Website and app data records
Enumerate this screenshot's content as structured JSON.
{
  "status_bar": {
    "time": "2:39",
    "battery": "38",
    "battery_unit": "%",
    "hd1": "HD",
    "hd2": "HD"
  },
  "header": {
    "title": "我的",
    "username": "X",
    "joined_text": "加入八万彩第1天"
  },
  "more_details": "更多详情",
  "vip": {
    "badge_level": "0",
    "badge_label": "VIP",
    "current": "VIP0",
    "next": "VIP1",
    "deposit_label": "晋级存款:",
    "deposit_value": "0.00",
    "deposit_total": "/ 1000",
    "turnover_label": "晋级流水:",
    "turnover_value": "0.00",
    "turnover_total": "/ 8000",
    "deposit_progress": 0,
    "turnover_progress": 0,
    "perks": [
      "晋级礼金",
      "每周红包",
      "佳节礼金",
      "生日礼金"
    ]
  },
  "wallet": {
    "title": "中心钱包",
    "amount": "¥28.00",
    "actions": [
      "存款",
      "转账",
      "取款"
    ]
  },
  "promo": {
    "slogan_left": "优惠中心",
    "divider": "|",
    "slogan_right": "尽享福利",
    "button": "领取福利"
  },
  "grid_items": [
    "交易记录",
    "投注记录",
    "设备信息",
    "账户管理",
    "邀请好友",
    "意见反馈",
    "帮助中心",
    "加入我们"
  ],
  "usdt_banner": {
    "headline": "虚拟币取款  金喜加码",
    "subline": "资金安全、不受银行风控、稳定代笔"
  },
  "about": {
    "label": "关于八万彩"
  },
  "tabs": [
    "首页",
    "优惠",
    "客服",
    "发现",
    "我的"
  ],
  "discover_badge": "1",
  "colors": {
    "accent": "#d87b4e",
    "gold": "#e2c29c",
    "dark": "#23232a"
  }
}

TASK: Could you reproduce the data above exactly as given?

ANSWER AREA:
Enumerate this screenshot's content as structured JSON.
{
  "status_bar": {
    "time": "2:39",
    "battery": "38",
    "battery_unit": "%",
    "hd1": "HD",
    "hd2": "HD"
  },
  "header": {
    "title": "我的",
    "username": "X",
    "joined_text": "加入八万彩第1天"
  },
  "more_details": "更多详情",
  "vip": {
    "badge_level": "0",
    "badge_label": "VIP",
    "current": "VIP0",
    "next": "VIP1",
    "deposit_label": "晋级存款:",
    "deposit_value": "0.00",
    "deposit_total": "/ 1000",
    "turnover_label": "晋级流水:",
    "turnover_value": "0.00",
    "turnover_total": "/ 8000",
    "deposit_progress": 0,
    "turnover_progress": 0,
    "perks": [
      "晋级礼金",
      "每周红包",
      "佳节礼金",
      "生日礼金"
    ]
  },
  "wallet": {
    "title": "中心钱包",
    "amount": "¥28.00",
    "actions": [
      "存款",
      "转账",
      "取款"
    ]
  },
  "promo": {
    "slogan_left": "优惠中心",
    "divider": "|",
    "slogan_right": "尽享福利",
    "button": "领取福利"
  },
  "grid_items": [
    "交易记录",
    "投注记录",
    "设备信息",
    "账户管理",
    "邀请好友",
    "意见反馈",
    "帮助中心",
    "加入我们"
  ],
  "usdt_banner": {
    "headline": "虚拟币取款  金喜加码",
    "subline": "资金安全、不受银行风控、稳定代笔"
  },
  "about": {
    "label": "关于八万彩"
  },
  "tabs": [
    "首页",
    "优惠",
    "客服",
    "发现",
    "我的"
  ],
  "discover_badge": "1",
  "colors": {
    "accent": "#d87b4e",
    "gold": "#e2c29c",
    "dark": "#23232a"
  }
}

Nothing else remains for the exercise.